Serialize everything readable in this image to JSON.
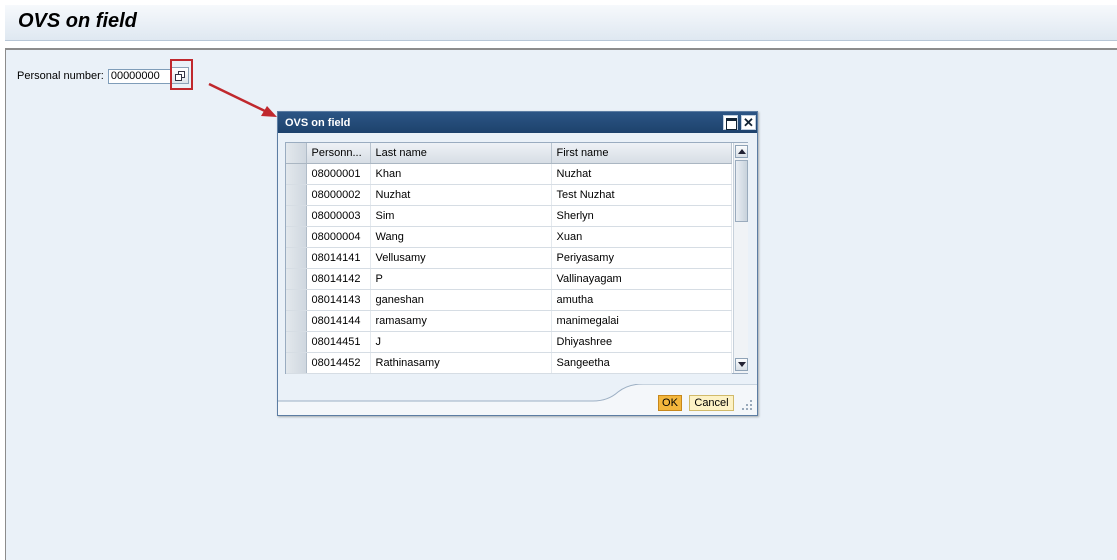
{
  "page": {
    "title": "OVS on field"
  },
  "field": {
    "label": "Personal number:",
    "value": "00000000"
  },
  "popup": {
    "title": "OVS on field",
    "columns": [
      "Personn...",
      "Last name",
      "First name"
    ],
    "rows": [
      [
        "08000001",
        "Khan",
        "Nuzhat"
      ],
      [
        "08000002",
        "Nuzhat",
        "Test Nuzhat"
      ],
      [
        "08000003",
        "Sim",
        "Sherlyn"
      ],
      [
        "08000004",
        "Wang",
        "Xuan"
      ],
      [
        "08014141",
        "Vellusamy",
        "Periyasamy"
      ],
      [
        "08014142",
        "P",
        "Vallinayagam"
      ],
      [
        "08014143",
        "ganeshan",
        "amutha"
      ],
      [
        "08014144",
        "ramasamy",
        "manimegalai"
      ],
      [
        "08014451",
        "J",
        "Dhiyashree"
      ],
      [
        "08014452",
        "Rathinasamy",
        "Sangeetha"
      ]
    ],
    "ok_label": "OK",
    "cancel_label": "Cancel",
    "close_glyph": "✕"
  },
  "colors": {
    "highlight": "#c0282d",
    "popup_title_bg": "#1d426c",
    "ok_button": "#f3b63c"
  }
}
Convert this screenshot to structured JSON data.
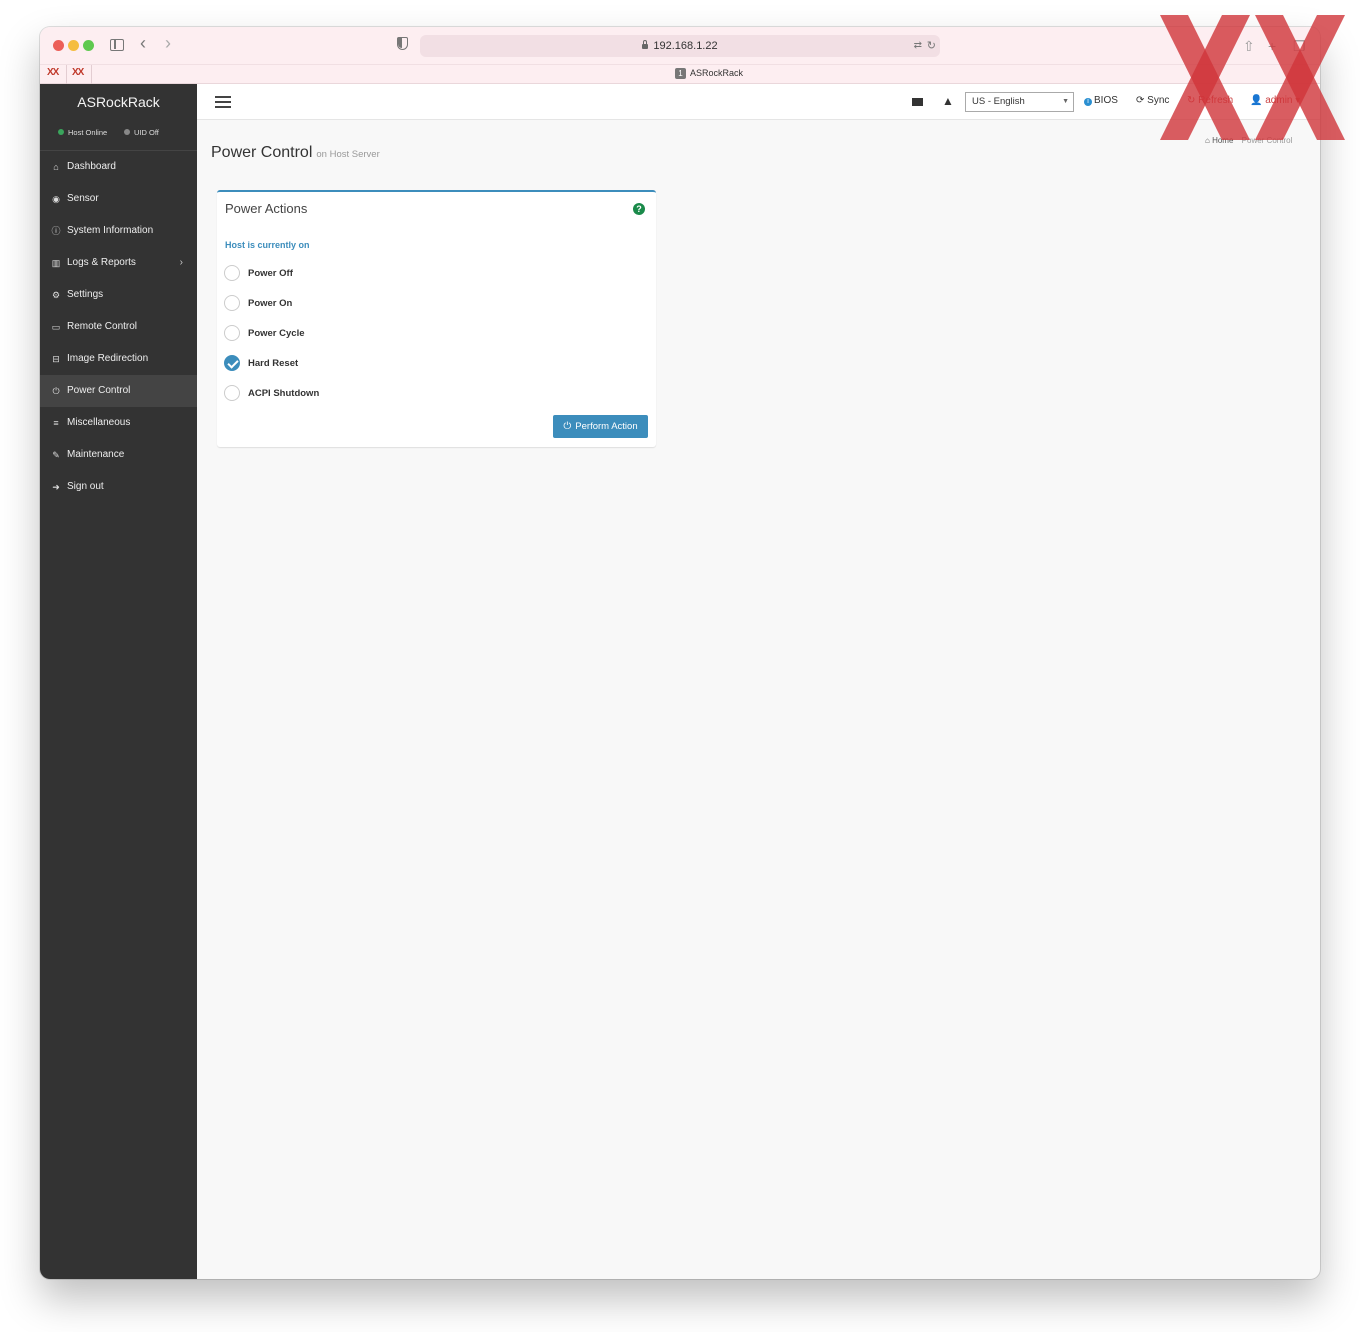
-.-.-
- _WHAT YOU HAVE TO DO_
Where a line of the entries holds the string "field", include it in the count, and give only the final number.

- _WRITTEN ANSWER_
3